EXCERPTED RECORDS:
● ● ● ● ● ● ●

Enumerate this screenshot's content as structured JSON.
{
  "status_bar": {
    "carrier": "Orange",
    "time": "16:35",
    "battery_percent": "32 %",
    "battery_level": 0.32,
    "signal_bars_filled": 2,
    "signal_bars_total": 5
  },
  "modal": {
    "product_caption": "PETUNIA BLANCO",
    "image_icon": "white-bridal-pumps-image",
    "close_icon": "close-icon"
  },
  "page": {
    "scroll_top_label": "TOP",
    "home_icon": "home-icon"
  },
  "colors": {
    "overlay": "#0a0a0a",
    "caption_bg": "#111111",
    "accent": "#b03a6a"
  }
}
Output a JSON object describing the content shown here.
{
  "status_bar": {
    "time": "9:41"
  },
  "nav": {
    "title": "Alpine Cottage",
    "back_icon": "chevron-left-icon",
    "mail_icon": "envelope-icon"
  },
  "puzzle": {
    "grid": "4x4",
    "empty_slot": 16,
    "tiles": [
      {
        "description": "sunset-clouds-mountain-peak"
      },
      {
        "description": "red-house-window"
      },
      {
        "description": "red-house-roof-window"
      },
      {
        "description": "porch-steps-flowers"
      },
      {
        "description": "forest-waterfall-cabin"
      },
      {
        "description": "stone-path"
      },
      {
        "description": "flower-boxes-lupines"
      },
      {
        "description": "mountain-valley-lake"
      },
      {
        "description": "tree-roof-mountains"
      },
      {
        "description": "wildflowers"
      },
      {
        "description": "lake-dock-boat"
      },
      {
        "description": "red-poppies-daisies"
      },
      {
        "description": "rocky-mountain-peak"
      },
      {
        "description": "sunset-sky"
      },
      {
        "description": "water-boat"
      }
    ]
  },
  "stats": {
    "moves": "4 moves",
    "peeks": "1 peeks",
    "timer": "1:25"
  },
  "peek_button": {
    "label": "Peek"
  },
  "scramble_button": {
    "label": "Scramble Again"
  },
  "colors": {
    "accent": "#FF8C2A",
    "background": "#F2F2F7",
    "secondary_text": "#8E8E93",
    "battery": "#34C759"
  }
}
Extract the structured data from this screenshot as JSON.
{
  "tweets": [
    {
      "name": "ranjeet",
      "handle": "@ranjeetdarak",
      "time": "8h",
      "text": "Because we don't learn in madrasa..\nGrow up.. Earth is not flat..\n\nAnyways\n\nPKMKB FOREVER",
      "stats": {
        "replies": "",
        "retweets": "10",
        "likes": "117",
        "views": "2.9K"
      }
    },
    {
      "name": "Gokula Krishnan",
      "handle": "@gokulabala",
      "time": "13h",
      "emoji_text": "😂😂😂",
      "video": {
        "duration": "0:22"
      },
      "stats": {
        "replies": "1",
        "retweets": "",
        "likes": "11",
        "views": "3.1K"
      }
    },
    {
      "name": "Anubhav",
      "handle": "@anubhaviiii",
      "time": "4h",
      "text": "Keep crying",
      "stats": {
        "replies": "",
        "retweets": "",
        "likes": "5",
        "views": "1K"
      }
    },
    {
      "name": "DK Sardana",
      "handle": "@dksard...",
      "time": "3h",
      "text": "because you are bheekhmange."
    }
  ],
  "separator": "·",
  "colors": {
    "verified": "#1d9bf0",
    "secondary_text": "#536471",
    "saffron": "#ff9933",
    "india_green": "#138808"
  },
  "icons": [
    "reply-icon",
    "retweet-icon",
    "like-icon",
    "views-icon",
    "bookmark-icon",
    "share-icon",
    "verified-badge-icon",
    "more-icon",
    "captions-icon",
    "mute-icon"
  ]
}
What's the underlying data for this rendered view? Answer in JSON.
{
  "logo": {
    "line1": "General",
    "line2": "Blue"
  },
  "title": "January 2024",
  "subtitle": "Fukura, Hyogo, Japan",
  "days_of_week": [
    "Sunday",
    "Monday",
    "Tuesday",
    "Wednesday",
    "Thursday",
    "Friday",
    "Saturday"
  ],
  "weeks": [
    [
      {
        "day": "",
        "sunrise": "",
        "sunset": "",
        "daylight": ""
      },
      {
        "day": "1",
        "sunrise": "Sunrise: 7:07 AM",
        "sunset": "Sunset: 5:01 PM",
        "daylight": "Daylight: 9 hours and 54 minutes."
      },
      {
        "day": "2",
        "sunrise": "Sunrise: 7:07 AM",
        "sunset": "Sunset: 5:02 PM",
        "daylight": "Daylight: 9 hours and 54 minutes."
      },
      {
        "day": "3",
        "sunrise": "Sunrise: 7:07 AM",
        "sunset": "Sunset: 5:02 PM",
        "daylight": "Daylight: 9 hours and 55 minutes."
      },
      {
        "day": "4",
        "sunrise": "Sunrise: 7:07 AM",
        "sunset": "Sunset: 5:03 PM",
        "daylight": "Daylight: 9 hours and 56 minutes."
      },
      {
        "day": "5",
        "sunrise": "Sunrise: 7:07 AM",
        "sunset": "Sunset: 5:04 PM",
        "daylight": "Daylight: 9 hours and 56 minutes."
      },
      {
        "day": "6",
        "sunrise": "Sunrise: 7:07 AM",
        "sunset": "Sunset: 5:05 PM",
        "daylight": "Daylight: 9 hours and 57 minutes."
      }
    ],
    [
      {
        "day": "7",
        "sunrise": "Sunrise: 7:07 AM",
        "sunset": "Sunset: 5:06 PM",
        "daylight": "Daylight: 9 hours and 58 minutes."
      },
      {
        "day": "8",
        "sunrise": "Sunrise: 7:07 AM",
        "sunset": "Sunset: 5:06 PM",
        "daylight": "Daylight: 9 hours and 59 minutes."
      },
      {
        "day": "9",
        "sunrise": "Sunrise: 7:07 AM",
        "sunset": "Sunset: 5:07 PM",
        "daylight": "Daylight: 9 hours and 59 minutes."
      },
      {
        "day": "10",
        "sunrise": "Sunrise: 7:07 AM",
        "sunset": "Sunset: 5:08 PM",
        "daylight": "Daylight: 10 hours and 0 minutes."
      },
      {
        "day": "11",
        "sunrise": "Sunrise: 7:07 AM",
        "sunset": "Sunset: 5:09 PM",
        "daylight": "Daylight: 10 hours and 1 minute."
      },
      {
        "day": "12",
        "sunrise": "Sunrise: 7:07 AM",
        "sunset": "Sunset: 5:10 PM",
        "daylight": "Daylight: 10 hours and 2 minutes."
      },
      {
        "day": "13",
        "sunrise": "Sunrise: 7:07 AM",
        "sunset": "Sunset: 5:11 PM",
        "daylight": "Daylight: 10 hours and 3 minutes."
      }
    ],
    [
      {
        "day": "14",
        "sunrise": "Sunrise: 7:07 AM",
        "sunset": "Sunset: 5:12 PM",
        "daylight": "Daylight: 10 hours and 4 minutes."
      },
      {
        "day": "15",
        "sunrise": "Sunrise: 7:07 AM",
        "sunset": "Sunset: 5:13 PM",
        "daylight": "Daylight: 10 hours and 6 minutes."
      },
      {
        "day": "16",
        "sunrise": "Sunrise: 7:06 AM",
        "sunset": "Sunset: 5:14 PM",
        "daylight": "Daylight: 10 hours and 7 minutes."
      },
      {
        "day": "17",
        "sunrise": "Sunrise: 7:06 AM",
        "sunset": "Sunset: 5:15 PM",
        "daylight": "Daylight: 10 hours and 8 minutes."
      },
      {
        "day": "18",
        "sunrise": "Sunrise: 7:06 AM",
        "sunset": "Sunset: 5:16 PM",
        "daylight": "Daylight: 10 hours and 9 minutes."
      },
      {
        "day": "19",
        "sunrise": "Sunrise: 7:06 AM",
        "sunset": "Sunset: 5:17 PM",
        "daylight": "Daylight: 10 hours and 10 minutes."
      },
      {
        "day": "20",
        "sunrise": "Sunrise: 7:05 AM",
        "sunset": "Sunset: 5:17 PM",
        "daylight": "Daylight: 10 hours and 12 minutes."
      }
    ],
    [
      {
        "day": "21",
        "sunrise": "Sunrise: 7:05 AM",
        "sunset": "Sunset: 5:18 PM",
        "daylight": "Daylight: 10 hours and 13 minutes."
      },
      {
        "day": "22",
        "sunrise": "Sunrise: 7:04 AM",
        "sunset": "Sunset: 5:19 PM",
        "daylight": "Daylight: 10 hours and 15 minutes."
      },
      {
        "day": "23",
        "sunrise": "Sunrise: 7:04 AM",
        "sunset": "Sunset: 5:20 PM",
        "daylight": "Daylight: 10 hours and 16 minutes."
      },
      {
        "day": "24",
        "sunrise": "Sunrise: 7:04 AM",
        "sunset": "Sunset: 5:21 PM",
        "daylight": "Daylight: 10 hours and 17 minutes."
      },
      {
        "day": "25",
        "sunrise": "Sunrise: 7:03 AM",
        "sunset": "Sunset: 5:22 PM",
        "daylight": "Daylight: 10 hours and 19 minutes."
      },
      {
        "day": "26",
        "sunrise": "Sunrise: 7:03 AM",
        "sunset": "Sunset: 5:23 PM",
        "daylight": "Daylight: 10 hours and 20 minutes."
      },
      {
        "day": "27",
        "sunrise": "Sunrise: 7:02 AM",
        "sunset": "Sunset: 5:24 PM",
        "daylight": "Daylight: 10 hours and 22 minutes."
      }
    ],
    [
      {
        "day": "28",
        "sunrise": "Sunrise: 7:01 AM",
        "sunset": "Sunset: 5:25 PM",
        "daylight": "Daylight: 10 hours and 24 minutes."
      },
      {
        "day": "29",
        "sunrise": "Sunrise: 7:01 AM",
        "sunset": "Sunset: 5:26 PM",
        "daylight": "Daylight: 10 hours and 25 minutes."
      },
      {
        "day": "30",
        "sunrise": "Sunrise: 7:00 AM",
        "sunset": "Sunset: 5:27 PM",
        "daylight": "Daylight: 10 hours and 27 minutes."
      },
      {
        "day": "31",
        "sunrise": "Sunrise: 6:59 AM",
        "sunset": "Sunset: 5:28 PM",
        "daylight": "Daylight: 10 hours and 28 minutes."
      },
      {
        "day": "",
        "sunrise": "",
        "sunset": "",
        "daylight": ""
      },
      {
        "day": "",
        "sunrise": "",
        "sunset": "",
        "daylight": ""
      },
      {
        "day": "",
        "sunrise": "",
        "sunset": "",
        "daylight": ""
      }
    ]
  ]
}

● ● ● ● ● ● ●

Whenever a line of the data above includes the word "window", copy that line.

        "description": "red-house-window"
        "description": "red-house-roof-window"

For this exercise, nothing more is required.